Exercise materials Start Marker

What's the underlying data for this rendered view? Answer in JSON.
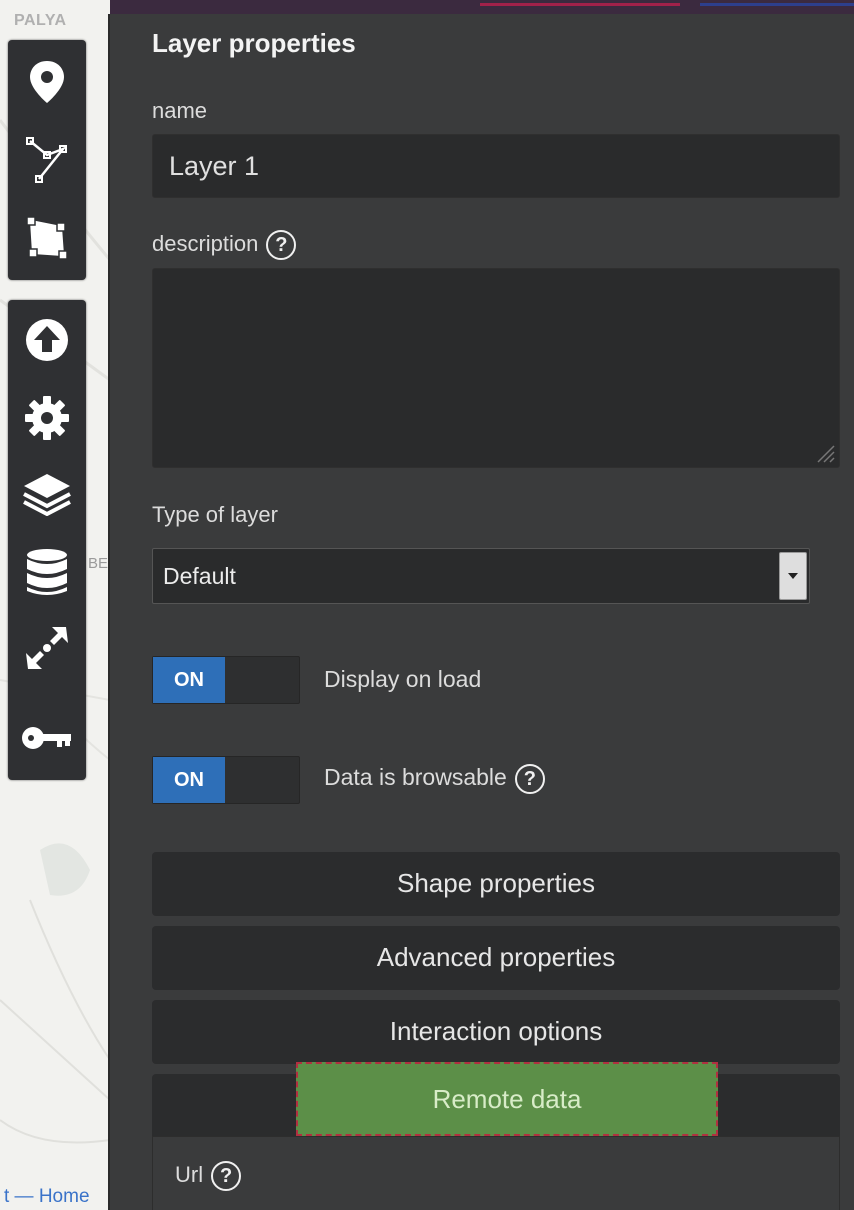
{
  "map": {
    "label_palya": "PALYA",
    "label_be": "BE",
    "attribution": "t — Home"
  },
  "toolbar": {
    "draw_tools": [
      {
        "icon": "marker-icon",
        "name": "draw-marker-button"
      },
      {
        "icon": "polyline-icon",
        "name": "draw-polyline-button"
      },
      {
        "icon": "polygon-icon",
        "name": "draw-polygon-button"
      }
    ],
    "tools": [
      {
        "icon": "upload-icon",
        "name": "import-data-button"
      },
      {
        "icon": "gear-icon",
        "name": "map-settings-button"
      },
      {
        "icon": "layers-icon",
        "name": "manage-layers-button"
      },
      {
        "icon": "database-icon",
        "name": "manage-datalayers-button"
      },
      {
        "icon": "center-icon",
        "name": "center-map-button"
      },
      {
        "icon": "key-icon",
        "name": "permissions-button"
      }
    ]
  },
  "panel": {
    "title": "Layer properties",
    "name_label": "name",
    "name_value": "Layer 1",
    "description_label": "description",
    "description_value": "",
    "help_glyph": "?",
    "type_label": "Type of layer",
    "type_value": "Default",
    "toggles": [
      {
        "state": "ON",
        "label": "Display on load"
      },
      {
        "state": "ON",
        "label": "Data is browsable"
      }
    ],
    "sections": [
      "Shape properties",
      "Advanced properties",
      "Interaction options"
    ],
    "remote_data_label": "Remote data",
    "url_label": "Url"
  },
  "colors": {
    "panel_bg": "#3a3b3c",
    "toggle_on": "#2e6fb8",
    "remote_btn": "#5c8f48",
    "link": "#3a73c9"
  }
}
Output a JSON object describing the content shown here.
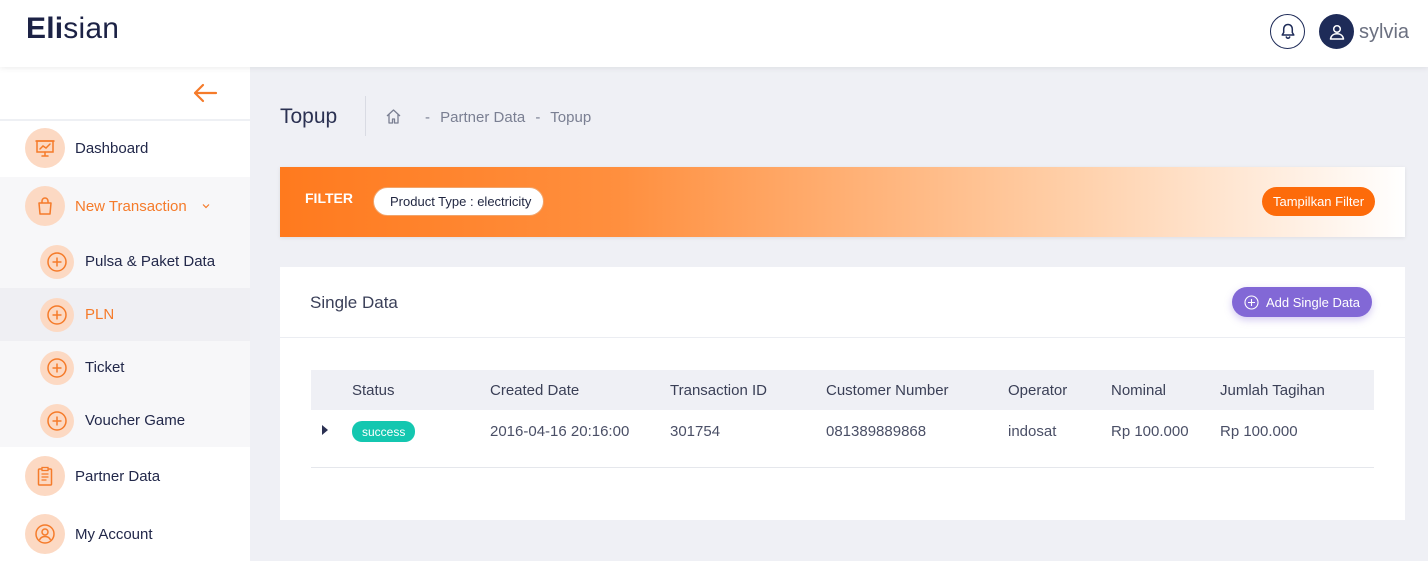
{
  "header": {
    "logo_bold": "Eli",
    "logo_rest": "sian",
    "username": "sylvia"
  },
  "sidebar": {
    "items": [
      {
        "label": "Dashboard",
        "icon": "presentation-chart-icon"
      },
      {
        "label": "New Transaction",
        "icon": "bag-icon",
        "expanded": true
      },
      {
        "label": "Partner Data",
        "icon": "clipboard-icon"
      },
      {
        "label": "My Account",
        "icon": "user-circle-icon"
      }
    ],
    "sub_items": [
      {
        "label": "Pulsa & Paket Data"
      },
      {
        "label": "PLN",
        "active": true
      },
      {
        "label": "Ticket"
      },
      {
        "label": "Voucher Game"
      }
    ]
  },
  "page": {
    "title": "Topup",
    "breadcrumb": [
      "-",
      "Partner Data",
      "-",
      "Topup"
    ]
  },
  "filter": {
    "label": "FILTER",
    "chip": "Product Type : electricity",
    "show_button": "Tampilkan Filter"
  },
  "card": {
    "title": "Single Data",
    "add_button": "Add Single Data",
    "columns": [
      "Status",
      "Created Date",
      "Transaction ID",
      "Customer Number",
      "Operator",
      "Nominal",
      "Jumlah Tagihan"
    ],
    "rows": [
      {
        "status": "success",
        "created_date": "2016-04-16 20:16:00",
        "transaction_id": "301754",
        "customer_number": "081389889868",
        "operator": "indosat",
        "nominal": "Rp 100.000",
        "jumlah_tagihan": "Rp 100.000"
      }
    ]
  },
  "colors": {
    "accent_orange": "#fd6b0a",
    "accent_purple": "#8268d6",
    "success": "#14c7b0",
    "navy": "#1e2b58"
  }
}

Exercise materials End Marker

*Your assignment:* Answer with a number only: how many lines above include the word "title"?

*Exercise output:* 3